(Extracted data entries)
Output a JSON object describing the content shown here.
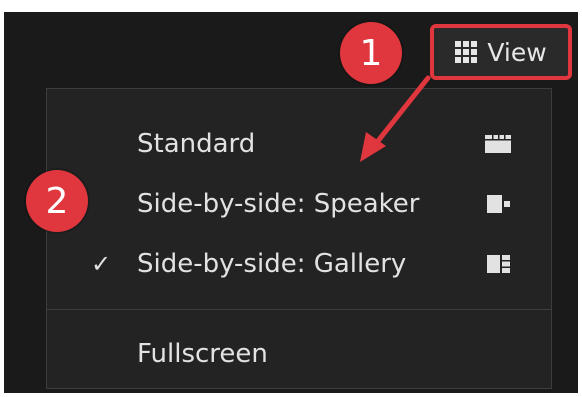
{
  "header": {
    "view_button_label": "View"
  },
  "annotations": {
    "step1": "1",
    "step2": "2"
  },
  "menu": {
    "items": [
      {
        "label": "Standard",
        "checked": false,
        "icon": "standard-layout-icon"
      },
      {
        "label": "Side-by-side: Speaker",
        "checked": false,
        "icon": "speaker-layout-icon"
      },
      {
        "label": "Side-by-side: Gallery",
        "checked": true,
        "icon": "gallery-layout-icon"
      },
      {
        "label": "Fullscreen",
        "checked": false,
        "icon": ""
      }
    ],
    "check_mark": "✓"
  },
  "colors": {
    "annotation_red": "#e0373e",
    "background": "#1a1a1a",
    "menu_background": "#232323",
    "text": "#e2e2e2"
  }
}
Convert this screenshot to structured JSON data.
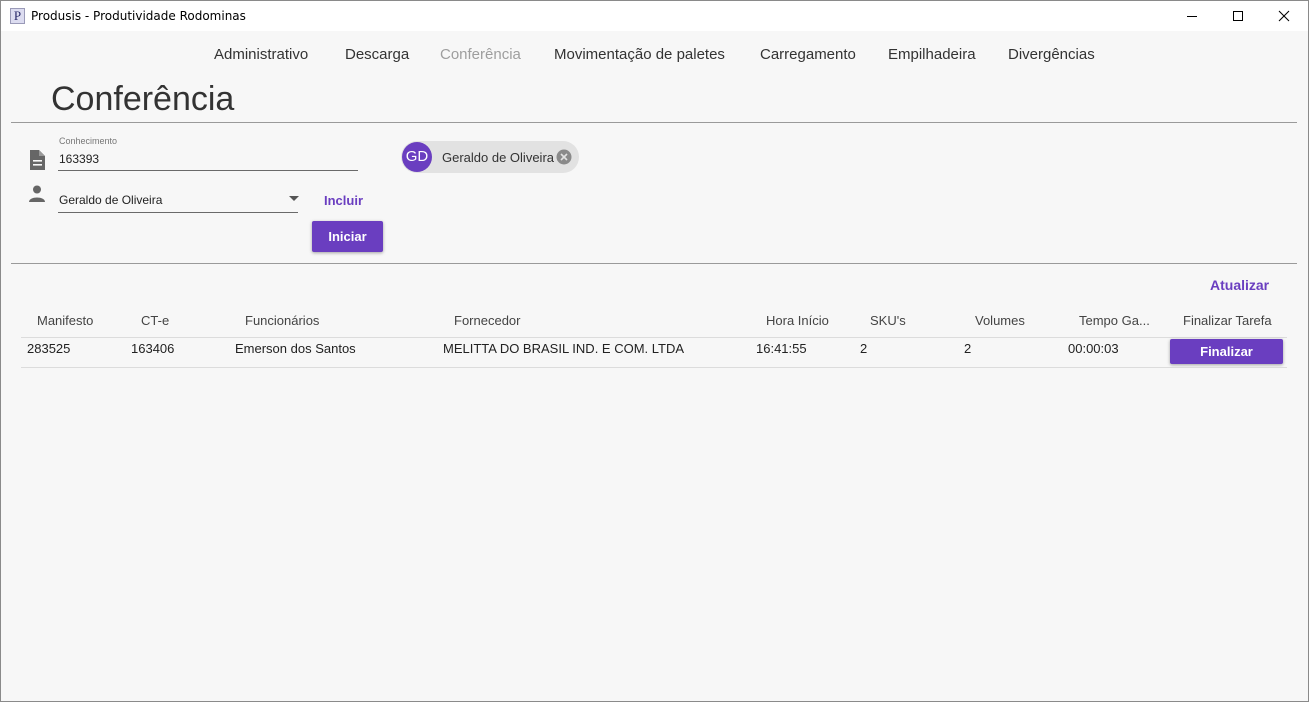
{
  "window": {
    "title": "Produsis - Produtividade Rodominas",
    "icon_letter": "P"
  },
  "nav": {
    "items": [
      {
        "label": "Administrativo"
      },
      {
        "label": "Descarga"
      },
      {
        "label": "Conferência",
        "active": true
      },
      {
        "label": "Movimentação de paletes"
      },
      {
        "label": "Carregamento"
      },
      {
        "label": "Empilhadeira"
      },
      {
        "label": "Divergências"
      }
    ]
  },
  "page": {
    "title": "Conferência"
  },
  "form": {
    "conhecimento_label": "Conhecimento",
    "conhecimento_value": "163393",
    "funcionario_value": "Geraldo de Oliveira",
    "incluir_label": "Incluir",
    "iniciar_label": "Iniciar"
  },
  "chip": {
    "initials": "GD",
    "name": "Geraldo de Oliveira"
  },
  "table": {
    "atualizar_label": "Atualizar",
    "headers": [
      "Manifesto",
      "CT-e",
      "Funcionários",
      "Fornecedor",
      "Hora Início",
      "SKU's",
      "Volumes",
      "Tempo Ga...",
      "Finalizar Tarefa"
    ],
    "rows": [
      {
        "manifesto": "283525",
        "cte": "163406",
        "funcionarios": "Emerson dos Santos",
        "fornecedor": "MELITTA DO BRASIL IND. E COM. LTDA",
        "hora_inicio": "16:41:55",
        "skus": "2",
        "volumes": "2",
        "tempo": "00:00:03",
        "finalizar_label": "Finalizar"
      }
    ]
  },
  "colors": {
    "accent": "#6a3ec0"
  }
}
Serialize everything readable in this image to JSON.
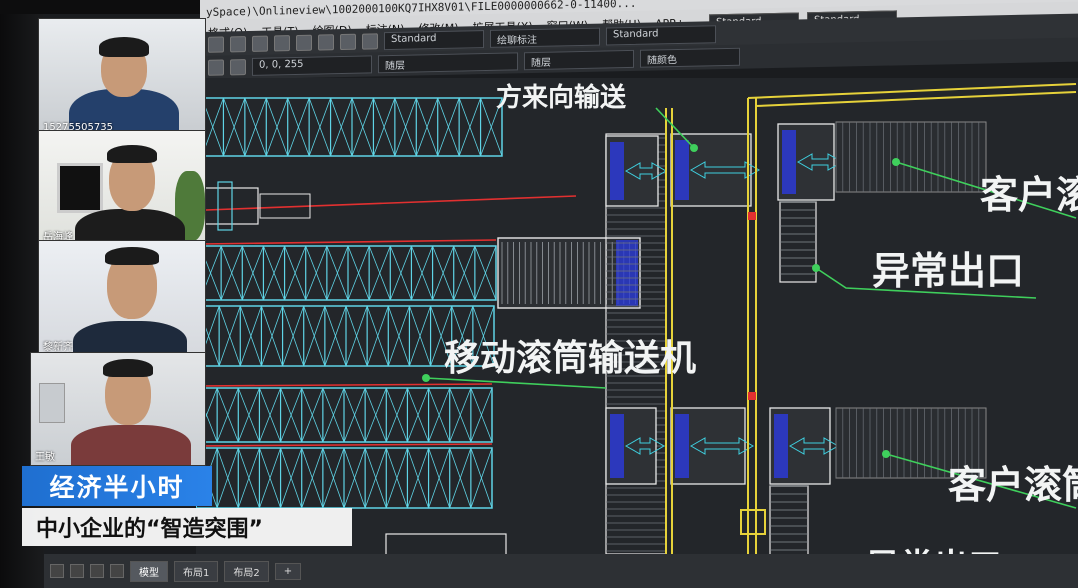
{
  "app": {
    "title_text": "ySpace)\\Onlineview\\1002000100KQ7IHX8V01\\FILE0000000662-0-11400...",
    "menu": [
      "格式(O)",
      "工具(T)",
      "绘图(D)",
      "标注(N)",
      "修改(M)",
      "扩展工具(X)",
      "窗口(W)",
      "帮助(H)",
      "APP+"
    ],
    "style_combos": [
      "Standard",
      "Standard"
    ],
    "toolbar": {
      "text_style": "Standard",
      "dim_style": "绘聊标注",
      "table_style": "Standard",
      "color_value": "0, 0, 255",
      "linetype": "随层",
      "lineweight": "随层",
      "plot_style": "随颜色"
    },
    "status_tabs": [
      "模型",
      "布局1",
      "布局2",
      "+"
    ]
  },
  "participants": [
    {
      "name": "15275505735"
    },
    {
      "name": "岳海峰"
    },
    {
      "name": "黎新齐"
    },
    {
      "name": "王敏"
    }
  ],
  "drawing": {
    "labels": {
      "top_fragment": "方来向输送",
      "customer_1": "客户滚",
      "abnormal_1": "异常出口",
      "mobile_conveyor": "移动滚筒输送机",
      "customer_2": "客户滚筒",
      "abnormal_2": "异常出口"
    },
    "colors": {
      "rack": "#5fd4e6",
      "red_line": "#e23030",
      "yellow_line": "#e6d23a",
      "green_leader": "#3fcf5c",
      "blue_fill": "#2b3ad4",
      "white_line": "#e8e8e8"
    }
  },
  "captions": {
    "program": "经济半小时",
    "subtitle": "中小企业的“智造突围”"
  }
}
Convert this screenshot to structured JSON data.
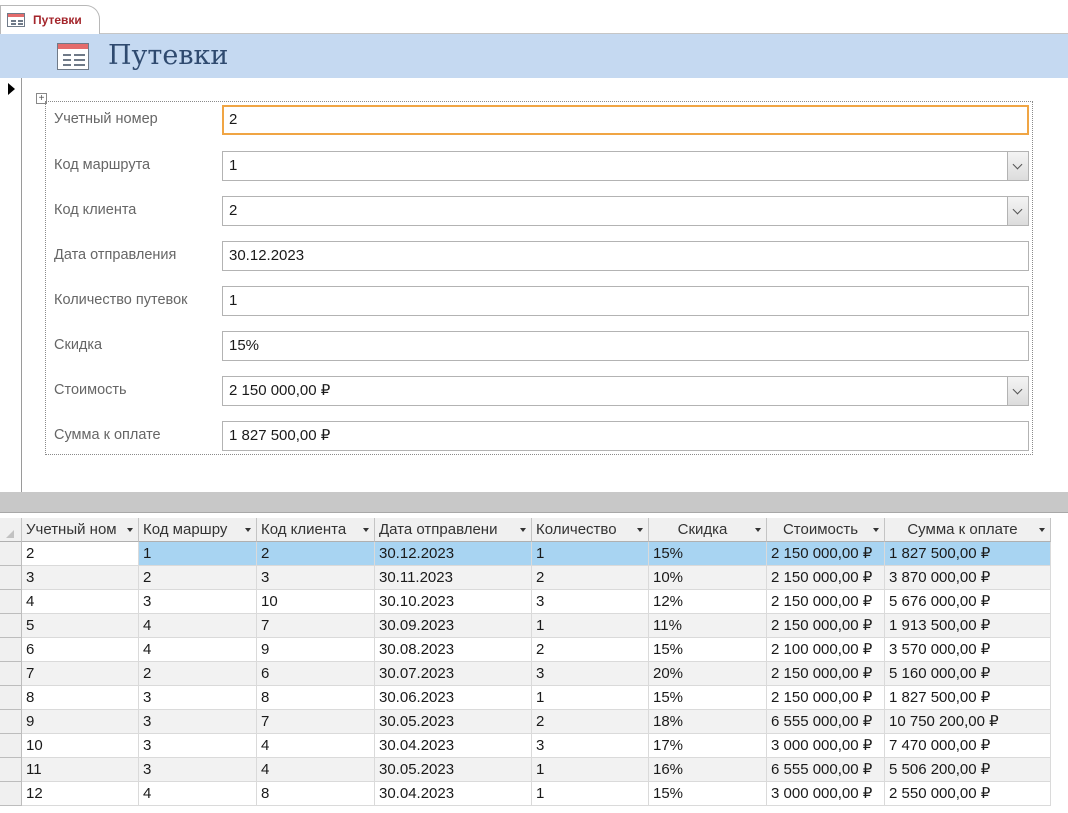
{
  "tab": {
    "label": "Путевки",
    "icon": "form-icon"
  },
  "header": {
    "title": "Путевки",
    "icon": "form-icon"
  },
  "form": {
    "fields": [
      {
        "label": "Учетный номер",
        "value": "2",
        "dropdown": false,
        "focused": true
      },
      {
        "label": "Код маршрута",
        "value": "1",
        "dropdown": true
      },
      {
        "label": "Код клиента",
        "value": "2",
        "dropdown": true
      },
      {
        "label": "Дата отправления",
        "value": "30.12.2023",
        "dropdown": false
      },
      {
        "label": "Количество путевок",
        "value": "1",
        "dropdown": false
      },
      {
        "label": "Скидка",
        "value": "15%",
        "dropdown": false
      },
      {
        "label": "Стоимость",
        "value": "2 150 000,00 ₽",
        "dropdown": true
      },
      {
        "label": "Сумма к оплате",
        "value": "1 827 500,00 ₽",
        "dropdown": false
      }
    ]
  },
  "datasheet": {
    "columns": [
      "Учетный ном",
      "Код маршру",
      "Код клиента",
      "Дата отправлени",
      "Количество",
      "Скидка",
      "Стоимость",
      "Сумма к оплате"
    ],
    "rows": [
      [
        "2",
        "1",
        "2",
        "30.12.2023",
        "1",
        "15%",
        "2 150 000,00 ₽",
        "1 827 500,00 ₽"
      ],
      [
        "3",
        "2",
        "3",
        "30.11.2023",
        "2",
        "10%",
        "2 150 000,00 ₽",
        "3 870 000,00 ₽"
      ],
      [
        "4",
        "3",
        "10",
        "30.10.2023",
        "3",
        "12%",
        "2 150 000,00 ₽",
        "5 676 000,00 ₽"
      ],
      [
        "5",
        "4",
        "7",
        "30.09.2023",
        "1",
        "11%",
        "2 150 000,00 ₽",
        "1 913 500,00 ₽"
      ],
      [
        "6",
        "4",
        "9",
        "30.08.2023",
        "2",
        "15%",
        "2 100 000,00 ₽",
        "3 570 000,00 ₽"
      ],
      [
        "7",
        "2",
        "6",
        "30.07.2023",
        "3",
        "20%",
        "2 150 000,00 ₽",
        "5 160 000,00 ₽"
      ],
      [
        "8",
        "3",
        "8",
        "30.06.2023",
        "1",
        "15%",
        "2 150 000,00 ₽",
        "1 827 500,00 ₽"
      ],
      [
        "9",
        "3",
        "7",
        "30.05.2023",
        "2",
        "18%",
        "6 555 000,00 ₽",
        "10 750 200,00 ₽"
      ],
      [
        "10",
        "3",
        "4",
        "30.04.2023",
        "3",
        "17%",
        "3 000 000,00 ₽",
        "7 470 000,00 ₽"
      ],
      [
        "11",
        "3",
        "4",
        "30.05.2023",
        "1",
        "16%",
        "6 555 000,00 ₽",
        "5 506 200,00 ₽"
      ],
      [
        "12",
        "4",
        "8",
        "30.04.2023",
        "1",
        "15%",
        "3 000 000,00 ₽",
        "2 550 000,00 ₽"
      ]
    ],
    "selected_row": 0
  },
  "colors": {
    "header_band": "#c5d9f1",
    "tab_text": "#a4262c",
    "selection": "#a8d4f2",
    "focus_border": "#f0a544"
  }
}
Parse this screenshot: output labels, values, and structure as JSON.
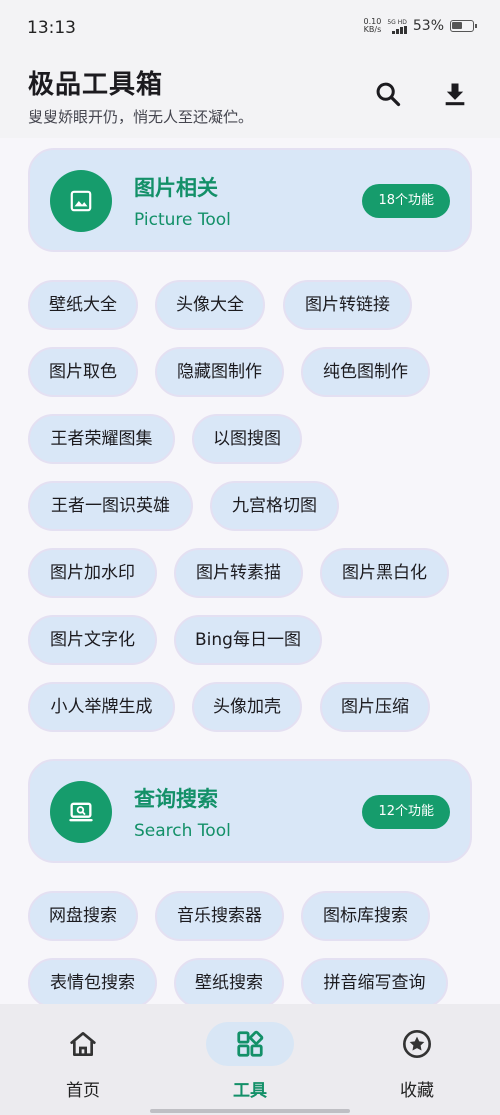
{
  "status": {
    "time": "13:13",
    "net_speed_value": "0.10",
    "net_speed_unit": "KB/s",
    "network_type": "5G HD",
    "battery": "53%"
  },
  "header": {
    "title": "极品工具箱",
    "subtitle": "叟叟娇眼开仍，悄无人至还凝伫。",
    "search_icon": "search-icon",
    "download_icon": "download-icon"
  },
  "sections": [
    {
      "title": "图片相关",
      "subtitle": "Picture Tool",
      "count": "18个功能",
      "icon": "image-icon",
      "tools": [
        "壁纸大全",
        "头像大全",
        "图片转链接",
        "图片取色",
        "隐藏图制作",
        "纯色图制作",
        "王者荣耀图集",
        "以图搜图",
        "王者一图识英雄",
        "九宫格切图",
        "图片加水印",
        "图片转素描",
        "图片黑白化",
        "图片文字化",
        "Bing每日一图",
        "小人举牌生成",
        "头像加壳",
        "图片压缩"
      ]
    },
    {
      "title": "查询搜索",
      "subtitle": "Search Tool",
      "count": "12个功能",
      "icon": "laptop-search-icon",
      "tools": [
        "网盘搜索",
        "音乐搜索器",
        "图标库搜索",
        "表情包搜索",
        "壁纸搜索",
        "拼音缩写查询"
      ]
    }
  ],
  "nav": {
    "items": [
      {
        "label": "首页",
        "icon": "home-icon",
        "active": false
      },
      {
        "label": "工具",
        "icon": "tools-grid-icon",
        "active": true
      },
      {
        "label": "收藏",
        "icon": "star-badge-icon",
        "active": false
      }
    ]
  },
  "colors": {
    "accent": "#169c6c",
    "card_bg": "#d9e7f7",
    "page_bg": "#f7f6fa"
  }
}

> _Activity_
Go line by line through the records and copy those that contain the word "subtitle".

> _Response to the task_
    "subtitle": "中小企业的“智造突围”"
    "subtitle": "叟叟娇眼开仍，悄无人至还凝伫。",
      "subtitle": "Picture Tool",
      "subtitle": "Search Tool",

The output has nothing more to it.